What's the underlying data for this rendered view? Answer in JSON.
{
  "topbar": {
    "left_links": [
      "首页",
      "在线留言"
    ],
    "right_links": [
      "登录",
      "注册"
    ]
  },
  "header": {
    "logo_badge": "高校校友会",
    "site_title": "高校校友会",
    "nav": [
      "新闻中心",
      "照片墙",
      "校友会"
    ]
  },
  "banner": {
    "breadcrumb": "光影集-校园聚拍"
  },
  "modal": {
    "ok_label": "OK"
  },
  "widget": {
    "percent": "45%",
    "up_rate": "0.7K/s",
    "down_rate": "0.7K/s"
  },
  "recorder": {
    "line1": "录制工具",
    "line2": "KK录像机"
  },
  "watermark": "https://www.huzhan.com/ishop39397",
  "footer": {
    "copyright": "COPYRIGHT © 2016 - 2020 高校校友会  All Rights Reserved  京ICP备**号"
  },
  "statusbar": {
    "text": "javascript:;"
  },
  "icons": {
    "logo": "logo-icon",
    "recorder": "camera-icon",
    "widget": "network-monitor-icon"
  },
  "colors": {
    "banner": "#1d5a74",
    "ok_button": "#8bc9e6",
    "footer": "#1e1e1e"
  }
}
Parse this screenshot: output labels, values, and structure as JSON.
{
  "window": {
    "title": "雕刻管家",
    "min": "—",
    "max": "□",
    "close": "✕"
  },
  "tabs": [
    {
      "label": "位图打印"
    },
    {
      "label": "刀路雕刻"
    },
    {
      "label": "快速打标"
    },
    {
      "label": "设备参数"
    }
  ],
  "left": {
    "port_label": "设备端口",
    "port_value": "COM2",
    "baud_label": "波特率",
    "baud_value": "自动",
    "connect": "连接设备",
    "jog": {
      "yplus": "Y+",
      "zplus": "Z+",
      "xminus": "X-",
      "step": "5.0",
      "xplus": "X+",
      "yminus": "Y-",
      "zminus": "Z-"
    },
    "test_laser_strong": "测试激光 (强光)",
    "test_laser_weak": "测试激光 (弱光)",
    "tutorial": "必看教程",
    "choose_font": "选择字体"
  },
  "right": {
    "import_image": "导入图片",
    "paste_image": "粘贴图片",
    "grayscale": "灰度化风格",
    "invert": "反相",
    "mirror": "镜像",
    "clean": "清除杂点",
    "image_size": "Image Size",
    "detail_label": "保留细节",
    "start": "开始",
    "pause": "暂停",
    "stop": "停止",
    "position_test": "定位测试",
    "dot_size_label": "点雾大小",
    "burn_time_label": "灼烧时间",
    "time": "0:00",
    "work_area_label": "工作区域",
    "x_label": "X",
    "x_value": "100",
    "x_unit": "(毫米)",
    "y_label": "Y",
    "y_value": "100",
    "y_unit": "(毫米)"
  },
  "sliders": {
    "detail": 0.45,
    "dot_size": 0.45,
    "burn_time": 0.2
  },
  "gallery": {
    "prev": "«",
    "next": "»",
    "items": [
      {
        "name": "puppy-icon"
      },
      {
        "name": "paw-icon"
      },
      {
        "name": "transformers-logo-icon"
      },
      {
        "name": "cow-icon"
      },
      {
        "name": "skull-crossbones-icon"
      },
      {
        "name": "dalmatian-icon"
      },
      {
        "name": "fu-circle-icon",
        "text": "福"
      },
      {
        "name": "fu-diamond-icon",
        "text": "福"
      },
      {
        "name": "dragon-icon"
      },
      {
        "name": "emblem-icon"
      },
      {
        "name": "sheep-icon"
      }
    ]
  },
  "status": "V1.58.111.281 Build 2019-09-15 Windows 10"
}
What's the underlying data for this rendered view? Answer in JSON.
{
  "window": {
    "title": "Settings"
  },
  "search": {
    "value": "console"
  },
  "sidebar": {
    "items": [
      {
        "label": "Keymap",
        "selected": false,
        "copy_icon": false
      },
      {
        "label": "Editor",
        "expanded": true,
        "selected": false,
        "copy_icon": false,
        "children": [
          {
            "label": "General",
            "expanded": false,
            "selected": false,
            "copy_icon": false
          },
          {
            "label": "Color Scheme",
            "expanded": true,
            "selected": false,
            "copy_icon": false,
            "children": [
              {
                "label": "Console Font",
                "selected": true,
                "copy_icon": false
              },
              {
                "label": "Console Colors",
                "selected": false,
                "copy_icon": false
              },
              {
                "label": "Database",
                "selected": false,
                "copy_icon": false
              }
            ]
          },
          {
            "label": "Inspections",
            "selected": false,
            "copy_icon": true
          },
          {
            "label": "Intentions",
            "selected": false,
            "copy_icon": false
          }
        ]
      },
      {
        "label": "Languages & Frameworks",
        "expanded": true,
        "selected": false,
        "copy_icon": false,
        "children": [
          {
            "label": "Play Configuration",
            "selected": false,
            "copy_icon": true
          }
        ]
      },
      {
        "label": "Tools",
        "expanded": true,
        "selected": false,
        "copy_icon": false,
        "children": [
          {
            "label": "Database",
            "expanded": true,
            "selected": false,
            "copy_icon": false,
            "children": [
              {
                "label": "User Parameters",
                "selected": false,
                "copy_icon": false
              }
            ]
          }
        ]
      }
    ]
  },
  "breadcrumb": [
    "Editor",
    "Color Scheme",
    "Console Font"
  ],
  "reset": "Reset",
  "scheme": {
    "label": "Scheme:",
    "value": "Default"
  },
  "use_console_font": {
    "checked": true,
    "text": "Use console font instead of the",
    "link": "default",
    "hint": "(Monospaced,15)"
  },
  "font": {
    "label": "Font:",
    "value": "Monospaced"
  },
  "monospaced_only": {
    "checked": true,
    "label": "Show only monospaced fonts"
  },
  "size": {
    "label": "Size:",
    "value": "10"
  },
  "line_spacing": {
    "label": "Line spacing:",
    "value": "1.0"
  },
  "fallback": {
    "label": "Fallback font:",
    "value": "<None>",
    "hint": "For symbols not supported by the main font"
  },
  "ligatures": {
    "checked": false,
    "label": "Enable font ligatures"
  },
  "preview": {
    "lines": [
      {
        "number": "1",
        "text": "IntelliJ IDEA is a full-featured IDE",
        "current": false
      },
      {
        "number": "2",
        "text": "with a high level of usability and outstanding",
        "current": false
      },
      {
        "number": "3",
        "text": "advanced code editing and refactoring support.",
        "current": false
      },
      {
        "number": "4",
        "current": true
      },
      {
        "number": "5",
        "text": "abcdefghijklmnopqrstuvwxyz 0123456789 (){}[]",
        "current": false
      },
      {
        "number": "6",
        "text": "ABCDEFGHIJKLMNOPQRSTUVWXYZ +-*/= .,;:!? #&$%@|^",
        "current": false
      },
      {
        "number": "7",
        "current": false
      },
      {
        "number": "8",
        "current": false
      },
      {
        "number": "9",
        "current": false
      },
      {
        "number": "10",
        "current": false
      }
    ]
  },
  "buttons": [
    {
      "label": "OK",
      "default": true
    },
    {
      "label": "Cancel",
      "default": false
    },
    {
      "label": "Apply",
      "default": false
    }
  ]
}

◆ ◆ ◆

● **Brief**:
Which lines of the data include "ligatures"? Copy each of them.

● **Answer to the problem**:
  "ligatures": {
    "label": "Enable font ligatures"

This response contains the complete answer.